Parenting Your 2nd Child

Parenting your second child comes with unique challenges and opportunities sometimes making you realise things you could have prepared for better the first time around such as getting childrens health insurance. It is important to consider the societal expectations before making the decision to have a second child. Having a second child can be challenging financially and emotionally, and it can also have a significant impact on your marriage and family dynamic. Here are some tips to make the transition as smooth as possible.

Having a second child

Having a second child can be a great experience. While the stress and hormones that accompany raising two small children can be overwhelming, second children are worth the effort. They provide a new perspective on life and make parents stronger.

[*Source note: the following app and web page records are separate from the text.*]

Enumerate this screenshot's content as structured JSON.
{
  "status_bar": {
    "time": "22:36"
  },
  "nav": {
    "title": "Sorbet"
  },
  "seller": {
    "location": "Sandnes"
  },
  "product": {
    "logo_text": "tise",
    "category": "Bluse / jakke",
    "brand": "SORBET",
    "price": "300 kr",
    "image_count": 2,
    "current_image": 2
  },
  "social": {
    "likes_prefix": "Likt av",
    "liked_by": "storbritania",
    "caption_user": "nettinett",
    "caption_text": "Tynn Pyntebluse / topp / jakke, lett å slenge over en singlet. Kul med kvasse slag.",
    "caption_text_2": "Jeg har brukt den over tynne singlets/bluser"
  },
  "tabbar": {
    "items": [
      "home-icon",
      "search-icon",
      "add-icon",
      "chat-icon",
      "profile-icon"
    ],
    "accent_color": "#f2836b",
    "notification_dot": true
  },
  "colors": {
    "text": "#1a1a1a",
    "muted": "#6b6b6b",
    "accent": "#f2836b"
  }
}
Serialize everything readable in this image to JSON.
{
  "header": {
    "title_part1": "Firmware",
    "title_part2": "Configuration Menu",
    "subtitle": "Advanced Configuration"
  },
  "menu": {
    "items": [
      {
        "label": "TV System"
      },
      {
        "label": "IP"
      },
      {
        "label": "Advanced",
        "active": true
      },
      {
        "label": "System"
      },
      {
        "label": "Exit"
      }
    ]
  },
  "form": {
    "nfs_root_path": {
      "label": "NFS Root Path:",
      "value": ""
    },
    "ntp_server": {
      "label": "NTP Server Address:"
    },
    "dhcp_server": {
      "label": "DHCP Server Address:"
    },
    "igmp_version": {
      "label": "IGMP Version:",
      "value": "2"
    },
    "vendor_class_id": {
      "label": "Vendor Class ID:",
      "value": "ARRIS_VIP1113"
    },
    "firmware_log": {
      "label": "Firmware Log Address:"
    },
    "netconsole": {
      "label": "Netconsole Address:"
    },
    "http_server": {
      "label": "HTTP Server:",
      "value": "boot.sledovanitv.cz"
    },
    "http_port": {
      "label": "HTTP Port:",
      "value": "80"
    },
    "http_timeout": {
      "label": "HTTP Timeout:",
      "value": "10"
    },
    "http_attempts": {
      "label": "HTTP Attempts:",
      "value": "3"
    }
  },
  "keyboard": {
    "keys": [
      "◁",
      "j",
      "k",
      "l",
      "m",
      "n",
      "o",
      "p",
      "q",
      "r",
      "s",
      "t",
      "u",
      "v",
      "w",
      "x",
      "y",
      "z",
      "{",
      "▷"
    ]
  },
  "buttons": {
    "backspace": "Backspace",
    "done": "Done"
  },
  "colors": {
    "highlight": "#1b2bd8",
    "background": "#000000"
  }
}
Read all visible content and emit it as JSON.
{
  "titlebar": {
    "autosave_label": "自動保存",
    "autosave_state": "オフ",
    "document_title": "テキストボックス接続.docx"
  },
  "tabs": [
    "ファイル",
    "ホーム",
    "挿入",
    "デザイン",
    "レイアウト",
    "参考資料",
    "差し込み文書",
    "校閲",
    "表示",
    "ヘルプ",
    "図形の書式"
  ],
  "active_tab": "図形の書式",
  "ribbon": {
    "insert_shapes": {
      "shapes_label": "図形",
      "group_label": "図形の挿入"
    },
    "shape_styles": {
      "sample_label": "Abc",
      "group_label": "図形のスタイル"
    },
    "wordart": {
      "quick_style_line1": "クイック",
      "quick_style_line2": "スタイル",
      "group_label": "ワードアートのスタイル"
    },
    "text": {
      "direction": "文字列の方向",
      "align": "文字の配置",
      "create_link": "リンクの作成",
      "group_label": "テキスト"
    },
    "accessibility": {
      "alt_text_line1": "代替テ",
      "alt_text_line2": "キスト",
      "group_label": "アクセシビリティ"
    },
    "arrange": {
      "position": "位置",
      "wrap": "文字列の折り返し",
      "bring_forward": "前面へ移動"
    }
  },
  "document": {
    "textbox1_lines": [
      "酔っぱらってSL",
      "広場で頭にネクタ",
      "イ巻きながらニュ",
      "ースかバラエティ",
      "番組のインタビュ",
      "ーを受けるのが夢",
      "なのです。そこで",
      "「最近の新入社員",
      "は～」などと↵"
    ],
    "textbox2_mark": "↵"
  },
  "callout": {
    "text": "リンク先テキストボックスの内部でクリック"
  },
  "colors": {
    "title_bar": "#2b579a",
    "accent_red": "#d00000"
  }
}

Having a second child is not for everyone, however, and there are many issues that need to be taken into account before starting the process.

The first thing to remember is that having a second child changes the dynamic of your family. Your firstborn no longer has the same responsibilities, and now you will have to juggle two different children. Then there is the age difference between the older child and the new baby.


Preparation for parenting your second child can be a challenging process. There are many decisions to make, from nesting and baby-proofing your home to managing time with both kids. For the most part, parents simply try to balance the time between the two children while tackling errands. A good strategy for preparing your home for another child is to get a baby-proofing kit and set up a diaper station. You can also hire a wet nurse if you are breastfeeding.

Preparation for parenting your 2nd child involves helping your older child adjust to the new addition. Your child may be more interested in the new baby or may even be jealous. Whether your child reacts differently to the baby will depend on his age, personality and mood.


Creating a routine for your child’s day is very important. While establishing a strict schedule is essential for a child’s happiness, flexibility is also important. For example, your child shouldn’t be required to eat or go to bed at a specific time of day. Instead, try to establish special times together as a family. This could be a trip to grandma’s house or taking the dog for a walk.

The first few months after the birth of your child should be dedicated to bonding with your first child. Once your second child arrives, your first child will no longer need your undivided attention. By the time your older child reaches four or five years old, she will be more independent and have her own life to run. This will give you more time to snuggle your newborn in the daytime.

Helping your child feel special

Giving your child special attention is an important part of helping your child feel special. Even a short compliment can make a huge difference. It is better if the praise comes from someone close to the child. Your child will appreciate the attention and will be more likely to return the favor.

Children look to their parents for guidance and support. When they feel special, they are more likely to behave well at school and follow household rules. However, sometimes their feelings of being special can be diluted by other children. In this situation, it is important to give attention to your child and encourage him or her to speak his or her mind.

Getting past second child syndrome

If you’re a parent with a second child, getting past second child syndrome can be one of the toughest challenges. This syndrome is usually caused by a child having low expectations of themselves, or by a child who thinks no one is holding them accountable or challenging them. The key to getting past this syndrome is to keep a positive attitude and not compare your children to each other.

The societal pressure to have a second child can be a big part of the problem. Many parents who grew up with siblings might be drawn to having two children. Siblings are a great way to share attention, be each other’s playmates, and help each other grow up. But expectations don’t always match reality, and a second child can add new challenges to your marriage, finances, and family dynamic.